early 80's.  For example, read carefully what "cut" does in this Apple design document of *1980*
(, or the definition of Cut in Microsoft's Interface
Guidelines For Software Design, dated 1995. Nah, I'll even paste it for you: "For a command method transfer, remove the
selected object visually when the user chooses the Cut command (...) The user will expect Cut to remove a selected object"

There's a very specific reason why file managers do what they do for cut operations, but I'm certainly not into teaching
opinionated kids. 

I'm reopening the issue, but I personally don't care anymore.  You don't want to fix it and prefer to 'redefine' black
as white? Fine. Good Luck to you. 
Comment 7 Jiri Vagner 2008-04-30 08:05:09 UTC
tpavek said :
" ...That's why we have the cut/paste operation now implemented as one "move" operation... "
" ... I agree the current behavior is a bit nonstandard ... "
" ... we can have this issue opened ... "

So this issue IS DEFINITELY VALID. Yes, we can discuss about priority and impact of this problem, users from community
can vote for this issue, ... but closing this issue with so arrogant and vain comment is counter-productive. We will not
improve nb, we will lose community member. :(
Comment 8 Petr Dvorak 2008-04-30 09:28:45 UTC
Hi ahristov,

first of all, I apologize for the remark I made in the beginning of my last comment. It was definitely wrong to start
the comment the way I did. (Now I just hope you will have problem only with "joshis" user and not with NB - as I am
small fish in the NB pool. ^_^)

I have discussed this issue with a few folks around me and we agreed it should be left opened. The behavior of CUT
operation in Visual Design could be (in time) enhanced in the way you propose.

Finally - I like the fact that you reopened the issue - you made me really thinking about the problem and proper
functionality of CUT operation. I also thank you that you replied to my (not very nice) remark in a constructive way,
providing many additional information.

So if I could make a constructive proposal this time, there might be the way (lets say a "shortcut") how to change the
"real priority" of this issue so that the behavior changes in some new version of NB. The reasoning is as follows:

The functionality of CUT works and can be used well with trivial workarounds - thus it can be hardly considered a high
priority bug. However, maybe it could work even better - the priority of this as an enhancement is much higher...

Therefore, I suggest following, (please let me know if you agree/disagree/don't care anymore(hope not), ahristov - we
can also discuss it on

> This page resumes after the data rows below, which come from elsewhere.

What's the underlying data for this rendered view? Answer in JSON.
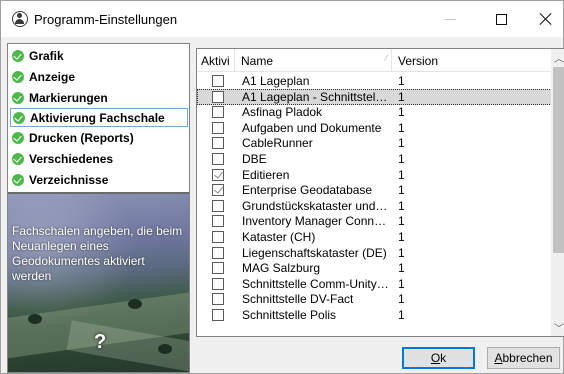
{
  "window": {
    "title": "Programm-Einstellungen",
    "minimize_glyph": "",
    "app_icon": "accessibility-person-icon"
  },
  "nav": {
    "items": [
      {
        "label": "Grafik",
        "selected": false
      },
      {
        "label": "Anzeige",
        "selected": false
      },
      {
        "label": "Markierungen",
        "selected": false
      },
      {
        "label": "Aktivierung Fachschale",
        "selected": true
      },
      {
        "label": "Drucken (Reports)",
        "selected": false
      },
      {
        "label": "Verschiedenes",
        "selected": false
      },
      {
        "label": "Verzeichnisse",
        "selected": false
      }
    ],
    "status_icon": "green-check-icon"
  },
  "info_panel": {
    "text": "Fachschalen angeben, die beim Neuanlegen eines Geodokumentes aktiviert werden",
    "help_glyph": "?"
  },
  "list": {
    "columns": {
      "aktiv": "Aktivi",
      "name": "Name",
      "version": "Version"
    },
    "rows": [
      {
        "checked": false,
        "name": "A1 Lageplan",
        "version": "1",
        "selected": false
      },
      {
        "checked": false,
        "name": "A1 Lageplan - Schnittstelle r...",
        "version": "1",
        "selected": true
      },
      {
        "checked": false,
        "name": "Asfinag Pladok",
        "version": "1",
        "selected": false
      },
      {
        "checked": false,
        "name": "Aufgaben und Dokumente",
        "version": "1",
        "selected": false
      },
      {
        "checked": false,
        "name": "CableRunner",
        "version": "1",
        "selected": false
      },
      {
        "checked": false,
        "name": "DBE",
        "version": "1",
        "selected": false
      },
      {
        "checked": true,
        "name": "Editieren",
        "version": "1",
        "selected": false
      },
      {
        "checked": true,
        "name": "Enterprise Geodatabase",
        "version": "1",
        "selected": false
      },
      {
        "checked": false,
        "name": "Grundstückskataster und A...",
        "version": "1",
        "selected": false
      },
      {
        "checked": false,
        "name": "Inventory Manager Connect...",
        "version": "1",
        "selected": false
      },
      {
        "checked": false,
        "name": "Kataster (CH)",
        "version": "1",
        "selected": false
      },
      {
        "checked": false,
        "name": "Liegenschaftskataster (DE)",
        "version": "1",
        "selected": false
      },
      {
        "checked": false,
        "name": "MAG Salzburg",
        "version": "1",
        "selected": false
      },
      {
        "checked": false,
        "name": "Schnittstelle Comm-Unity:...",
        "version": "1",
        "selected": false
      },
      {
        "checked": false,
        "name": "Schnittstelle DV-Fact",
        "version": "1",
        "selected": false
      },
      {
        "checked": false,
        "name": "Schnittstelle Polis",
        "version": "1",
        "selected": false
      }
    ]
  },
  "buttons": {
    "ok_mnemonic": "O",
    "ok_rest": "k",
    "cancel_mnemonic": "A",
    "cancel_rest": "bbrechen"
  },
  "colors": {
    "check_green": "#4fb84a",
    "selection_border": "#7aa6d6",
    "default_button_border": "#0078d7"
  }
}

1.     change the issue from DEFECT to ENHANCEMENT
2.     set the priority to P2
3(!!). paste additional links about usability standards (i.e. those you have mentioned) in a comment

Would you please help us by providing some additional links, ahristov?

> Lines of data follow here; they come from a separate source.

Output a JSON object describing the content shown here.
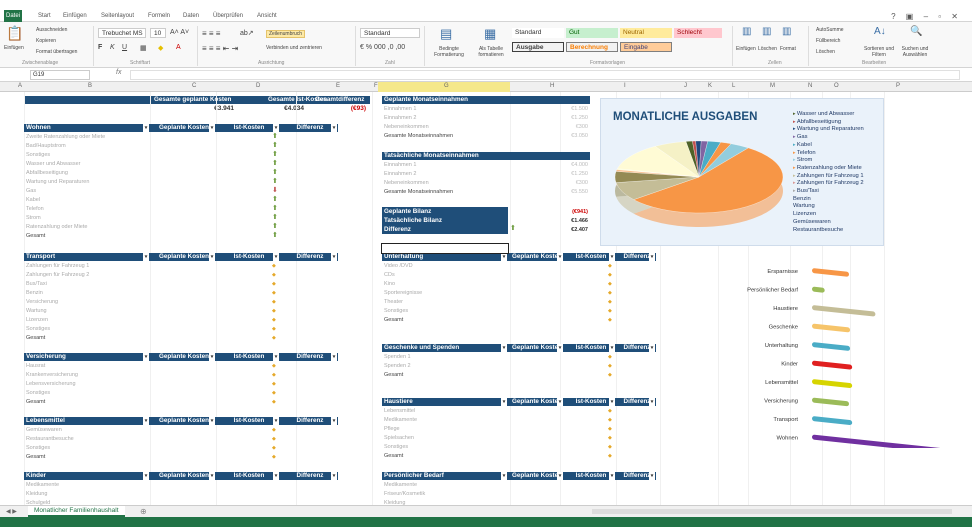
{
  "colors": {
    "green": "#217346",
    "navy": "#1f4e79"
  },
  "ribbon": {
    "file_tab": "Datei",
    "tabs": [
      "Start",
      "Einfügen",
      "Seitenlayout",
      "Formeln",
      "Daten",
      "Überprüfen",
      "Ansicht"
    ],
    "clipboard": {
      "cut": "Ausschneiden",
      "copy": "Kopieren",
      "painter": "Format übertragen",
      "paste": "Einfügen",
      "label": "Zwischenablage"
    },
    "font": {
      "name": "Trebuchet MS",
      "size": "10",
      "label": "Schriftart"
    },
    "alignment": {
      "wrap": "Zeilenumbruch",
      "merge": "Verbinden und zentrieren",
      "label": "Ausrichtung"
    },
    "number": {
      "format": "Standard",
      "label": "Zahl"
    },
    "cond_format": "Bedingte Formatierung",
    "as_table": "Als Tabelle formatieren",
    "styles": {
      "standard": "Standard",
      "gut": "Gut",
      "neutral": "Neutral",
      "schlecht": "Schlecht",
      "ausgabe": "Ausgabe",
      "berechnung": "Berechnung",
      "eingabe": "Eingabe",
      "label": "Formatvorlagen"
    },
    "cells": {
      "insert": "Einfügen",
      "delete": "Löschen",
      "format": "Format",
      "label": "Zellen"
    },
    "editing": {
      "autosum": "AutoSumme",
      "fill": "Füllbereich",
      "clear": "Löschen",
      "sort": "Sortieren und Filtern",
      "find": "Suchen und Auswählen",
      "label": "Bearbeiten"
    }
  },
  "formula_bar": {
    "cell": "G19",
    "fx": "fx"
  },
  "columns": [
    "A",
    "B",
    "C",
    "D",
    "E",
    "F",
    "G",
    "H",
    "I",
    "J",
    "K",
    "L",
    "M",
    "N",
    "O",
    "P"
  ],
  "summary": {
    "h1": "Gesamte geplante Kosten",
    "h2": "Gesamte Ist-Kosten",
    "h3": "Gesamtdifferenz",
    "v1": "€3.941",
    "v2": "€4.034",
    "v3": "(€93)"
  },
  "cols": {
    "geplant": "Geplante Kosten",
    "ist": "Ist-Kosten",
    "diff": "Differenz"
  },
  "wohnen": {
    "title": "Wohnen",
    "rows": [
      "Zweite Ratenzahlung oder Miete",
      "Bad/Hauptstrom",
      "Sonstiges",
      "Wasser und Abwasser",
      "Abfallbeseitigung",
      "Wartung und Reparaturen",
      "Gas",
      "Kabel",
      "Telefon",
      "Strom",
      "Ratenzahlung oder Miete",
      "Gesamt"
    ]
  },
  "transport": {
    "title": "Transport",
    "rows": [
      "Zahlungen für Fahrzeug 1",
      "Zahlungen für Fahrzeug 2",
      "Bus/Taxi",
      "Benzin",
      "Versicherung",
      "Wartung",
      "Lizenzen",
      "Sonstiges",
      "Gesamt"
    ]
  },
  "versicherung": {
    "title": "Versicherung",
    "rows": [
      "Hausrat",
      "Krankenversicherung",
      "Lebensversicherung",
      "Sonstiges",
      "Gesamt"
    ]
  },
  "lebensmittel": {
    "title": "Lebensmittel",
    "rows": [
      "Gemüsewaren",
      "Restaurantbesuche",
      "Sonstiges",
      "Gesamt"
    ]
  },
  "kinder": {
    "title": "Kinder",
    "rows": [
      "Medikamente",
      "Kleidung",
      "Schulgeld"
    ]
  },
  "planned_income": {
    "title": "Geplante Monatseinnahmen",
    "rows": [
      "Einnahmen 1",
      "Einnahmen 2",
      "Nebeneinkommen",
      "Gesamte Monatseinnahmen"
    ],
    "vals": [
      "€1.500",
      "€1.250",
      "€300",
      "€3.050"
    ]
  },
  "actual_income": {
    "title": "Tatsächliche Monatseinnahmen",
    "rows": [
      "Einnahmen 1",
      "Einnahmen 2",
      "Nebeneinkommen",
      "Gesamte Monatseinnahmen"
    ],
    "vals": [
      "€4.000",
      "€1.250",
      "€300",
      "€5.550"
    ]
  },
  "balance": {
    "planned": "Geplante Bilanz",
    "actual": "Tatsächliche Bilanz",
    "diff": "Differenz",
    "v_planned": "(€941)",
    "v_actual": "€1.466",
    "v_diff": "€2.407"
  },
  "unterhaltung": {
    "title": "Unterhaltung",
    "rows": [
      "Video /DVD",
      "CDs",
      "Kino",
      "Sportereignisse",
      "Theater",
      "Sonstiges",
      "Gesamt"
    ]
  },
  "geschenke": {
    "title": "Geschenke und Spenden",
    "rows": [
      "Spenden 1",
      "Spenden 2",
      "Gesamt"
    ]
  },
  "haustiere": {
    "title": "Haustiere",
    "rows": [
      "Lebensmittel",
      "Medikamente",
      "Pflege",
      "Spielsachen",
      "Sonstiges",
      "Gesamt"
    ]
  },
  "persoenlich": {
    "title": "Persönlicher Bedarf",
    "rows": [
      "Medikamente",
      "Friseur/Kosmetik",
      "Kleidung"
    ]
  },
  "pie": {
    "title": "MONATLICHE AUSGABEN",
    "legend": [
      "Wasser und Abwasser",
      "Abfallbeseitigung",
      "Wartung und Reparaturen",
      "Gas",
      "Kabel",
      "Telefon",
      "Strom",
      "Ratenzahlung oder Miete",
      "Zahlungen für Fahrzeug 1",
      "Zahlungen für Fahrzeug 2",
      "Bus/Taxi",
      "Benzin",
      "Wartung",
      "Lizenzen",
      "Gemüsewaren",
      "Restaurantbesuche"
    ]
  },
  "chart_data": [
    {
      "type": "pie",
      "title": "MONATLICHE AUSGABEN",
      "categories": [
        "Wasser und Abwasser",
        "Abfallbeseitigung",
        "Wartung und Reparaturen",
        "Gas",
        "Kabel",
        "Telefon",
        "Strom",
        "Ratenzahlung oder Miete",
        "Zahlungen für Fahrzeug 1",
        "Zahlungen für Fahrzeug 2",
        "Bus/Taxi",
        "Benzin",
        "Wartung",
        "Lizenzen",
        "Gemüsewaren",
        "Restaurantbesuche"
      ],
      "values": [
        30,
        15,
        25,
        30,
        60,
        50,
        90,
        1300,
        200,
        0,
        0,
        120,
        20,
        10,
        300,
        150
      ],
      "legend": "right"
    },
    {
      "type": "bar",
      "orientation": "horizontal",
      "categories": [
        "Ersparnisse",
        "Persönlicher Bedarf",
        "Haustiere",
        "Geschenke",
        "Unterhaltung",
        "Kinder",
        "Lebensmittel",
        "Versicherung",
        "Transport",
        "Wohnen"
      ],
      "values": [
        350,
        120,
        600,
        360,
        360,
        380,
        380,
        350,
        380,
        1300
      ],
      "xlim": [
        0,
        1400
      ],
      "xticks": [
        0,
        200,
        400,
        600,
        800,
        1000,
        1200,
        1400
      ],
      "colors": [
        "#f79646",
        "#9bbb59",
        "#c4bd97",
        "#f6c46a",
        "#4aacc6",
        "#e02020",
        "#d6d400",
        "#9bbb59",
        "#4aacc6",
        "#7030a0"
      ]
    }
  ],
  "bar_chart": {
    "xtick_labels": [
      "0",
      "200",
      "400",
      "600",
      "800",
      "1000",
      "1200",
      "1400"
    ]
  },
  "sheet_tab": "Monatlicher Familienhaushalt"
}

Comment 9 Quality Engineering 2009-12-21 06:06:57 UTC
This bug was reported against NetBeans IDE 6.0 or an older release, or against a non-maintained module. NetBeans team does not have enough resources to get to this issue, therefore we are closing the issue as a WONTFIX. If you are interested in providing a patch for this bug, please see our NetFIX guidelines for how to proceed. 

We apologize for any inconvenience.

Thank you.
The NetBeans Team
Comment 10 Jan Stola 2010-05-11 09:30:40 UTC
*** Bug 185791 has been marked as a duplicate of this bug. ***
Comment 11 xandrani 2010-05-11 09:40:30 UTC
@comment#1 "Removing the components requires lots of updates":

I worry that developers seem to be running the show with NetBeans development.  Just because an issue is "hard to fix" doesn't mean it shouldn't be fixed in order to improve the quality of the product.

There should be a project manager who runs the whole show and who communicates with someone who specialises in user interface design.  A user interface design has priority over a developer in regard to user interface design issues (as that's there job), developers of course should have final say on implementation of the code.  I wish people would remember their jurisdiction in regard to design decisions.

You wouldn't get a car mechanic telling a professional chef how to cook a good risotto, and the same should be true in this case.